START Records for the task

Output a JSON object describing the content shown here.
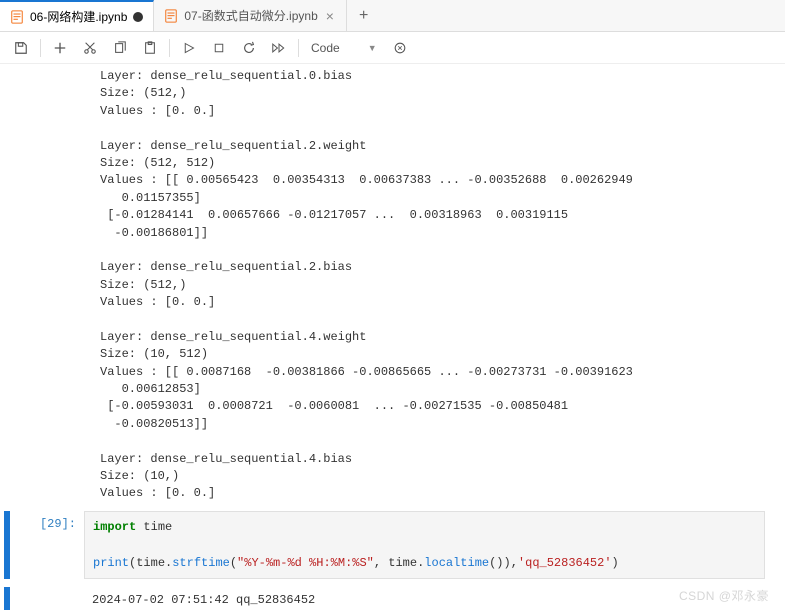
{
  "tabs": {
    "active": {
      "label": "06-网络构建.ipynb"
    },
    "inactive": {
      "label": "07-函数式自动微分.ipynb"
    }
  },
  "toolbar": {
    "cell_type": "Code"
  },
  "output_text": "Layer: dense_relu_sequential.0.bias\nSize: (512,)\nValues : [0. 0.]\n\nLayer: dense_relu_sequential.2.weight\nSize: (512, 512)\nValues : [[ 0.00565423  0.00354313  0.00637383 ... -0.00352688  0.00262949\n   0.01157355]\n [-0.01284141  0.00657666 -0.01217057 ...  0.00318963  0.00319115\n  -0.00186801]]\n\nLayer: dense_relu_sequential.2.bias\nSize: (512,)\nValues : [0. 0.]\n\nLayer: dense_relu_sequential.4.weight\nSize: (10, 512)\nValues : [[ 0.0087168  -0.00381866 -0.00865665 ... -0.00273731 -0.00391623\n   0.00612853]\n [-0.00593031  0.0008721  -0.0060081  ... -0.00271535 -0.00850481\n  -0.00820513]]\n\nLayer: dense_relu_sequential.4.bias\nSize: (10,)\nValues : [0. 0.]\n",
  "code_cell": {
    "prompt": "[29]:",
    "kw_import": "import",
    "mod_time": " time",
    "fn_print": "print",
    "lparen": "(",
    "timecall1": "time.",
    "fn_strftime": "strftime",
    "lparen2": "(",
    "fmt_str": "\"%Y-%m-%d %H:%M:%S\"",
    "comma1": ", time.",
    "fn_localtime": "localtime",
    "paren_close": "()),",
    "qq_str": "'qq_52836452'",
    "rparen": ")"
  },
  "code_output": "2024-07-02 07:51:42 qq_52836452",
  "watermark": "CSDN @邓永豪"
}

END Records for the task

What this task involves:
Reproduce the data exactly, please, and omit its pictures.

Response:
Output a JSON object describing the content shown here.
{
  "tabs": {
    "active": {
      "label": "06-网络构建.ipynb"
    },
    "inactive": {
      "label": "07-函数式自动微分.ipynb"
    }
  },
  "toolbar": {
    "cell_type": "Code"
  },
  "output_text": "Layer: dense_relu_sequential.0.bias\nSize: (512,)\nValues : [0. 0.]\n\nLayer: dense_relu_sequential.2.weight\nSize: (512, 512)\nValues : [[ 0.00565423  0.00354313  0.00637383 ... -0.00352688  0.00262949\n   0.01157355]\n [-0.01284141  0.00657666 -0.01217057 ...  0.00318963  0.00319115\n  -0.00186801]]\n\nLayer: dense_relu_sequential.2.bias\nSize: (512,)\nValues : [0. 0.]\n\nLayer: dense_relu_sequential.4.weight\nSize: (10, 512)\nValues : [[ 0.0087168  -0.00381866 -0.00865665 ... -0.00273731 -0.00391623\n   0.00612853]\n [-0.00593031  0.0008721  -0.0060081  ... -0.00271535 -0.00850481\n  -0.00820513]]\n\nLayer: dense_relu_sequential.4.bias\nSize: (10,)\nValues : [0. 0.]\n",
  "code_cell": {
    "prompt": "[29]:",
    "kw_import": "import",
    "mod_time": " time",
    "fn_print": "print",
    "lparen": "(",
    "timecall1": "time.",
    "fn_strftime": "strftime",
    "lparen2": "(",
    "fmt_str": "\"%Y-%m-%d %H:%M:%S\"",
    "comma1": ", time.",
    "fn_localtime": "localtime",
    "paren_close": "()),",
    "qq_str": "'qq_52836452'",
    "rparen": ")"
  },
  "code_output": "2024-07-02 07:51:42 qq_52836452",
  "watermark": "CSDN @邓永豪"
}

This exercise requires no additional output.